So my assignment this week is to review a classmate’s blog. I was paired with Marshall and had the pleasure of reading and reviewing his first essay for our Publishing 101 class.
His essay, “Changing Times: Understanding the Shift from Print Literacy to Digital Literacy”, discusses society’s shift to digital literacy “[since] the advent of the World Wide Web” (Marshall, 2013). He comments on email, literature, and internet banking in order to explain this shift’s impact on the way in which the digital age has infiltrated daily life.
Marshall’s essay is strong and I could probably discuss his ideas all day long, but I’d like to narrow it down a little. I’ll comment on three things that work and another three things that don’t. Hopefully, this will provide a snapshot of the essay’s strengths as well as things that could be improved upon.
Things that Work:
- The first thing I thought while reading Marshall’s essay was that he had chosen an interesting and engaging topic. While my own essay was fairly derivative in its definition of publication, Jen ran with his own and came up with different ideas of online publication. To discuss email, banking, and text messages, he makes the essay both academic and relatable for readers of his blog.
- Throughout his essay, Marshall makes some good generalizations. I say ‘good’ because he actually backs them up with statistics and logical inferences. For example, he makes connections like “if the median age for doing this is younger, then that means that more people over this age are doing this.” That example is overly simplified, but I think it gets the point across. There are no erroneous generalizations evident in Marshall’s essay.
- While Marshall makes some logical generalizations, he is also careful to break down each of his points. While discussing literature and writing, for example, he makes points about books, book stores, news papers, etc.. He points out that these mediums are going through different types of changes even though society tends to lump them into the same category. I think that this technique of Marshall’s shows respect for each genre as its own unique thing. This comes across well in his writing.
Things that don’t work (or could be improved upon):
- This is more of a choice than anything else. I don’t think that Jen is wrong to use the passive voice in much of his essay, but I do think that it may take away some of his authority as an essayist. In an essay where he has studied the topic, found sources, and put time into a thoughtful idea, he shouldn’t lose credibility because of the agency in his writing. That’s just my opinion, though.
- I’m not sure if Marshall created his essay in a word processor program, but I think that it would help his writing. Little grammatical errors and spelling mistakes can also take away authority, but are easy to fix in Microsoft Word or Apple Pages.
- Marshall’s essay was very strong, but it would have been more helpful for him to explicitly state how all of his discussion points fit together. What do they mean? Why should we care? A lot of these answers are in his essay already, but I always think that one should assume that the essay reader is dumb and knows nothing about the topic or simple logic.

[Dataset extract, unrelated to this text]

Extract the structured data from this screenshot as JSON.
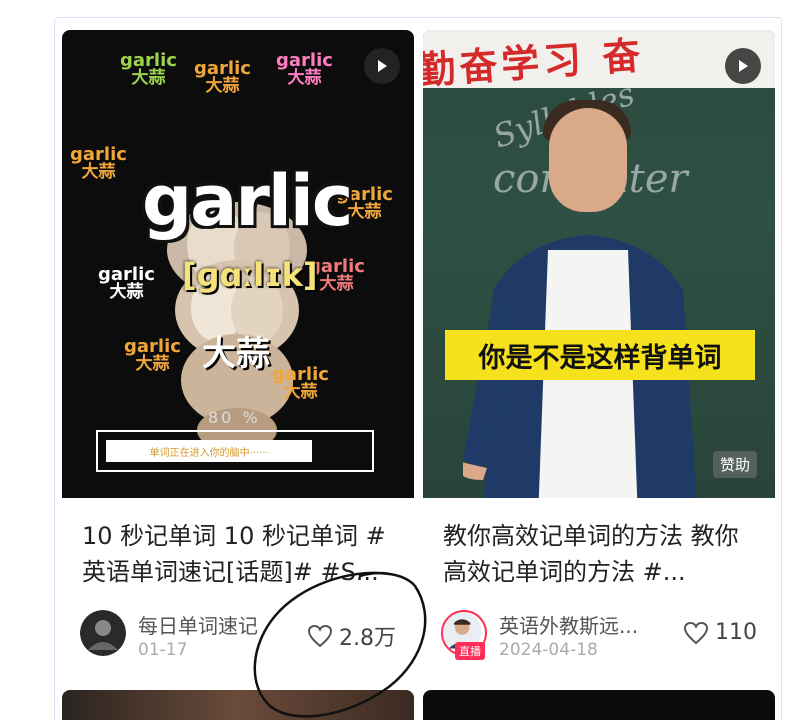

All-in-all, Marshall’s essay was an engaging read. I highly recommend that you read it and give it the traffic/attention it deserves.
Well done, Marshall.
Thanks for reading,